- _Assignment_
In the entries below, count the lines holding "JSON". Reply with the number only.
-------- Available data --------
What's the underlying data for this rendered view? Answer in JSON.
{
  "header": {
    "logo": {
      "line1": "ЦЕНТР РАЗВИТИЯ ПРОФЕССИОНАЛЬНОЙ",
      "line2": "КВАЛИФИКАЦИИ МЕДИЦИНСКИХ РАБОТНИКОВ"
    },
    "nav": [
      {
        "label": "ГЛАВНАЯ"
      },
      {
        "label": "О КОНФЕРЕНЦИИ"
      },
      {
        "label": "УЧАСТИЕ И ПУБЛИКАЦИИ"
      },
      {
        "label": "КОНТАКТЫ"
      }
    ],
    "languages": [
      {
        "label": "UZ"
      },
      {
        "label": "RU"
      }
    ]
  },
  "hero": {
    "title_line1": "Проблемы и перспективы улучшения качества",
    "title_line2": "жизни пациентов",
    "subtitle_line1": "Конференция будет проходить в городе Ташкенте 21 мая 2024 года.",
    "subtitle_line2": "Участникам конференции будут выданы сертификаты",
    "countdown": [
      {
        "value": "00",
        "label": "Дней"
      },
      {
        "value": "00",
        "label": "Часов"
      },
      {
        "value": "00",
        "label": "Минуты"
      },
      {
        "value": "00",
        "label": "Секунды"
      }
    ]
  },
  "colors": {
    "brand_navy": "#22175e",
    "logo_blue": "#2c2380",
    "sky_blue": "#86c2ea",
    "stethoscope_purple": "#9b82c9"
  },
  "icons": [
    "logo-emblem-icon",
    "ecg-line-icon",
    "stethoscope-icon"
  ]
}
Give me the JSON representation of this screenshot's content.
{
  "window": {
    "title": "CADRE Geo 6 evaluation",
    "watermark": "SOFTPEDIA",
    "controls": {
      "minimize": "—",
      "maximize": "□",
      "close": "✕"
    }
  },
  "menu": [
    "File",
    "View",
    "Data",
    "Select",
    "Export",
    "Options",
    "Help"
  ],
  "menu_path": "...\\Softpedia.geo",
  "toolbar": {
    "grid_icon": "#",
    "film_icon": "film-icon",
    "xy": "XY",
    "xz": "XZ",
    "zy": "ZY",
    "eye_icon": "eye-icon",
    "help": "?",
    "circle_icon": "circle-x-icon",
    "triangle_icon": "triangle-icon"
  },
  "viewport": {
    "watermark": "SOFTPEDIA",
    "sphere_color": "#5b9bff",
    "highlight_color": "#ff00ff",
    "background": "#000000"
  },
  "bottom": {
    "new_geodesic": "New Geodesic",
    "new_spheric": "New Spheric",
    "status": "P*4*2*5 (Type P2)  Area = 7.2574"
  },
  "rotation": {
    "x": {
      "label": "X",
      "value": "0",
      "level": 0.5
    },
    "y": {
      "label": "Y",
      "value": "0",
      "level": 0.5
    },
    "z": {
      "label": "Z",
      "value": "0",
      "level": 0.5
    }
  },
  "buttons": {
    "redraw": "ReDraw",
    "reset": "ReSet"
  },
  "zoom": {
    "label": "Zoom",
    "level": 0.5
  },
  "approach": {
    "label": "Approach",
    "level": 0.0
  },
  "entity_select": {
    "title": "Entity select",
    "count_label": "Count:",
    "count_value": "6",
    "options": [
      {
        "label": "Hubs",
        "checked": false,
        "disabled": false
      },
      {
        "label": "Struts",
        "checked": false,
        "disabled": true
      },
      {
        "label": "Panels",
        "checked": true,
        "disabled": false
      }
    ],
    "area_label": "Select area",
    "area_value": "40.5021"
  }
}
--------
- _Output_
2